Similarly, early reviews of “The Other Side of Make-Believe” were not pretty and I have to admit that my early listening to it didn’t bode well as most of the tracks seemed disjointed with minimal structure.
Repeated listens seemed to bring out the detail in the non-linear structures and once you appreciate that most of the tracks wander into places that you didn’t see coming, then start to look forward to those shifts … it all starts to make sense.
Complex tracks that take a while to ‘land’ tend to breed longevity for me and this has led to me spending lots of time with record and appreciating it as one on Interpol’s finest … in all honesty, if someone asked me to put on any of their albums right now, I’d pick this one, even over “Turn on the Bright Lights”!
The Notable Mentions
This isn’t just all the other albums I’ve heard this year (there are many more), these are the ones that could, with a change of wind direction, easily have been on my list above and deserve being checked out if you have the time.

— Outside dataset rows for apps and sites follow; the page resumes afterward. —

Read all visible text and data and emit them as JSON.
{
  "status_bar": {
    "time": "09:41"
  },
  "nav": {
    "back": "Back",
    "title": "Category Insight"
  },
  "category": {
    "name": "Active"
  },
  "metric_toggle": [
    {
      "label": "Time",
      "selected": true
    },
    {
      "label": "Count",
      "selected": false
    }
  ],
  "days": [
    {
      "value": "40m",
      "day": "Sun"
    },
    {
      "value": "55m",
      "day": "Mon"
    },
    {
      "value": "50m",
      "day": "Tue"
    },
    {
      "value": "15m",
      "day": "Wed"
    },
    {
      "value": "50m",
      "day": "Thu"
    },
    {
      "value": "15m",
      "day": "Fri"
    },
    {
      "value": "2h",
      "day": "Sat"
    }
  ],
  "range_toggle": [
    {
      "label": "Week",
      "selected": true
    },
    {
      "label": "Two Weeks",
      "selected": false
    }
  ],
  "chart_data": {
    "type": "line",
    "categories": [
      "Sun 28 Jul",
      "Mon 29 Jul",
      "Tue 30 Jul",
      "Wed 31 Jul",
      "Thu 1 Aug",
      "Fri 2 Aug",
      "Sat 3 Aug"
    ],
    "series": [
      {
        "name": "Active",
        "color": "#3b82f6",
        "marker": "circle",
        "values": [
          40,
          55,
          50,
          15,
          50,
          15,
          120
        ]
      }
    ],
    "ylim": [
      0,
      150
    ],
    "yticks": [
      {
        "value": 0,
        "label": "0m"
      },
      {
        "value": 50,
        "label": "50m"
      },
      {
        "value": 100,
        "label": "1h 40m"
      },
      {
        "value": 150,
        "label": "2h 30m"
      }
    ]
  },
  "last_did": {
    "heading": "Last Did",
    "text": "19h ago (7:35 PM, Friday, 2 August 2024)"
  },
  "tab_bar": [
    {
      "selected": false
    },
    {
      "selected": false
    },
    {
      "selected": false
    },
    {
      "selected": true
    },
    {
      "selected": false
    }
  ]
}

So, in alphabetical order …
A Place to Bury Strangers “See Through You”
Belle & Sebastian “A Bit of Previous”
Black Country, New Road “Ants From Up There”
Blood Incantation “Timewave Zero”
Blood Red Shoes “Ghosts on Tape”
Cloakroom “Dissolution Wave”
Crippled Black Phoenix “Banefyre”
Foals “Life is Yours”
Horsegirl “Versions of Modern Performance”
King Hannah “I'm Not Sorry, I Was Just Being Me”
Logic “Vinyl Days”
Loscil “The Sails Pt.1 & Pt.2”
Meat Wave “Malign Hex”
Milly “Eternal Ring”
Oh Hiroshima “Myriad”
Peter Doherty “The Fantasy Life Of Poetry & Crime”
Phillip Jon Taylor “Supportive Partner Please Stand Here”
Placebo “Never Let Me Go”
Rolo Tomassi “Where Myth Becomes Memory”
Tempers “New Meaning”
The House of Love “A State of Grace”
Warmth “The Night”
Wet Leg “Wet Leg”
Yard Act “The Overload”
Yeah Yeah Yeahs “Cool it Down”